Exercise description: All of the records below should be output exactly.

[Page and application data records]
*** Begin section ***

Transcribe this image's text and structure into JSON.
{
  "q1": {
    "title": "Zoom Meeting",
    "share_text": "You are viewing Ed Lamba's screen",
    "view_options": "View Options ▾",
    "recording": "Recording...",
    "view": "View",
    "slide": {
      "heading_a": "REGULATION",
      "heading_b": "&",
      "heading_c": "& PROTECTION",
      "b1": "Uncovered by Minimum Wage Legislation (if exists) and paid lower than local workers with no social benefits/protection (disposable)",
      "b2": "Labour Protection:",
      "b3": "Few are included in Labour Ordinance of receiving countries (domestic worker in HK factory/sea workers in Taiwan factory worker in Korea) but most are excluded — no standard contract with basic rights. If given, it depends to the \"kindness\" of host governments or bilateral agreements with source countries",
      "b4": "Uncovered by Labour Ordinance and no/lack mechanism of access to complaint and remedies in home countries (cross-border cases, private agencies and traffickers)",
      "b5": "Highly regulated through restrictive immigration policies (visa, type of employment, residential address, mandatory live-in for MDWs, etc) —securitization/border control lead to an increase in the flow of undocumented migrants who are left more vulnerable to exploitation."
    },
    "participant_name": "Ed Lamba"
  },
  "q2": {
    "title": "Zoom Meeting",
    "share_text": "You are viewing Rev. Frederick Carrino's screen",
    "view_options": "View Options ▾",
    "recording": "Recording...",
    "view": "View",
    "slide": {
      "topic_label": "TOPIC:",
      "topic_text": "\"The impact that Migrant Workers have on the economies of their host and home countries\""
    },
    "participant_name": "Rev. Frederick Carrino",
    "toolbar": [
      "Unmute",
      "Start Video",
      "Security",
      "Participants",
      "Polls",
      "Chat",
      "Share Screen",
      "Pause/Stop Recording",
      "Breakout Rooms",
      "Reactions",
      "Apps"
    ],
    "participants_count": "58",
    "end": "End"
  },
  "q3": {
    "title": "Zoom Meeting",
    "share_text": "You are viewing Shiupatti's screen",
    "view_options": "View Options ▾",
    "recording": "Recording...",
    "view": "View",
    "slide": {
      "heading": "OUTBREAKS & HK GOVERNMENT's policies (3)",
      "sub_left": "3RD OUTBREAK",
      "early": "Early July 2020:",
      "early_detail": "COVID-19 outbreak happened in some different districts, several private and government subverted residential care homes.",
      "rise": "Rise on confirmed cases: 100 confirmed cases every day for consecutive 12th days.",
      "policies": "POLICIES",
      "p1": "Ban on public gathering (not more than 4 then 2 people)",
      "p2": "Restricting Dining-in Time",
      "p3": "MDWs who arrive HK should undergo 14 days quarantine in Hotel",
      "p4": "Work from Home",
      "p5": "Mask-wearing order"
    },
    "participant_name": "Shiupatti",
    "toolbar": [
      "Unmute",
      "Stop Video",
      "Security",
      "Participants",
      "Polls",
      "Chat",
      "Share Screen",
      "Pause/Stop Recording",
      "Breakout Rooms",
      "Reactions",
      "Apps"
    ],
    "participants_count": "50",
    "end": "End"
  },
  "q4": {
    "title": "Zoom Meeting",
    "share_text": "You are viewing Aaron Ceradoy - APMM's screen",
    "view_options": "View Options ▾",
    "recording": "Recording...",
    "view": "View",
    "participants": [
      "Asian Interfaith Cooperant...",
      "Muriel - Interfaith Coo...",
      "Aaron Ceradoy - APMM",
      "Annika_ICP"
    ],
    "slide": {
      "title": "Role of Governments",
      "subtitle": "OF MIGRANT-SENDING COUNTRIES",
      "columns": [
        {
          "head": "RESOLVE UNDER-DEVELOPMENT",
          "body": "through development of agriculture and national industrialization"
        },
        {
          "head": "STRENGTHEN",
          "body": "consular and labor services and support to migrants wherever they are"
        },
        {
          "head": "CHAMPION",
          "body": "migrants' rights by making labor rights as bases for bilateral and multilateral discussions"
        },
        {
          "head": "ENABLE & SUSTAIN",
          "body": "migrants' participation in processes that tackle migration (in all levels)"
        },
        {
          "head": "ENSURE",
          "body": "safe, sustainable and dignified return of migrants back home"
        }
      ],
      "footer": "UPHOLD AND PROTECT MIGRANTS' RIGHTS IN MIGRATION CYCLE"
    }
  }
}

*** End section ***

Result of the task:
Transcribe this image's text and structure into JSON.
{
  "q1": {
    "title": "Zoom Meeting",
    "share_text": "You are viewing Ed Lamba's screen",
    "view_options": "View Options ▾",
    "recording": "Recording...",
    "view": "View",
    "slide": {
      "heading_a": "REGULATION",
      "heading_b": "&",
      "heading_c": "& PROTECTION",
      "b1": "Uncovered by Minimum Wage Legislation (if exists) and paid lower than local workers with no social benefits/protection (disposable)",
      "b2": "Labour Protection:",
      "b3": "Few are included in Labour Ordinance of receiving countries (domestic worker in HK factory/sea workers in Taiwan factory worker in Korea) but most are excluded — no standard contract with basic rights. If given, it depends to the \"kindness\" of host governments or bilateral agreements with source countries",
      "b4": "Uncovered by Labour Ordinance and no/lack mechanism of access to complaint and remedies in home countries (cross-border cases, private agencies and traffickers)",
      "b5": "Highly regulated through restrictive immigration policies (visa, type of employment, residential address, mandatory live-in for MDWs, etc) —securitization/border control lead to an increase in the flow of undocumented migrants who are left more vulnerable to exploitation."
    },
    "participant_name": "Ed Lamba"
  },
  "q2": {
    "title": "Zoom Meeting",
    "share_text": "You are viewing Rev. Frederick Carrino's screen",
    "view_options": "View Options ▾",
    "recording": "Recording...",
    "view": "View",
    "slide": {
      "topic_label": "TOPIC:",
      "topic_text": "\"The impact that Migrant Workers have on the economies of their host and home countries\""
    },
    "participant_name": "Rev. Frederick Carrino",
    "toolbar": [
      "Unmute",
      "Start Video",
      "Security",
      "Participants",
      "Polls",
      "Chat",
      "Share Screen",
      "Pause/Stop Recording",
      "Breakout Rooms",
      "Reactions",
      "Apps"
    ],
    "participants_count": "58",
    "end": "End"
  },
  "q3": {
    "title": "Zoom Meeting",
    "share_text": "You are viewing Shiupatti's screen",
    "view_options": "View Options ▾",
    "recording": "Recording...",
    "view": "View",
    "slide": {
      "heading": "OUTBREAKS & HK GOVERNMENT's policies (3)",
      "sub_left": "3RD OUTBREAK",
      "early": "Early July 2020:",
      "early_detail": "COVID-19 outbreak happened in some different districts, several private and government subverted residential care homes.",
      "rise": "Rise on confirmed cases: 100 confirmed cases every day for consecutive 12th days.",
      "policies": "POLICIES",
      "p1": "Ban on public gathering (not more than 4 then 2 people)",
      "p2": "Restricting Dining-in Time",
      "p3": "MDWs who arrive HK should undergo 14 days quarantine in Hotel",
      "p4": "Work from Home",
      "p5": "Mask-wearing order"
    },
    "participant_name": "Shiupatti",
    "toolbar": [
      "Unmute",
      "Stop Video",
      "Security",
      "Participants",
      "Polls",
      "Chat",
      "Share Screen",
      "Pause/Stop Recording",
      "Breakout Rooms",
      "Reactions",
      "Apps"
    ],
    "participants_count": "50",
    "end": "End"
  },
  "q4": {
    "title": "Zoom Meeting",
    "share_text": "You are viewing Aaron Ceradoy - APMM's screen",
    "view_options": "View Options ▾",
    "recording": "Recording...",
    "view": "View",
    "participants": [
      "Asian Interfaith Cooperant...",
      "Muriel - Interfaith Coo...",
      "Aaron Ceradoy - APMM",
      "Annika_ICP"
    ],
    "slide": {
      "title": "Role of Governments",
      "subtitle": "OF MIGRANT-SENDING COUNTRIES",
      "columns": [
        {
          "head": "RESOLVE UNDER-DEVELOPMENT",
          "body": "through development of agriculture and national industrialization"
        },
        {
          "head": "STRENGTHEN",
          "body": "consular and labor services and support to migrants wherever they are"
        },
        {
          "head": "CHAMPION",
          "body": "migrants' rights by making labor rights as bases for bilateral and multilateral discussions"
        },
        {
          "head": "ENABLE & SUSTAIN",
          "body": "migrants' participation in processes that tackle migration (in all levels)"
        },
        {
          "head": "ENSURE",
          "body": "safe, sustainable and dignified return of migrants back home"
        }
      ],
      "footer": "UPHOLD AND PROTECT MIGRANTS' RIGHTS IN MIGRATION CYCLE"
    }
  }
}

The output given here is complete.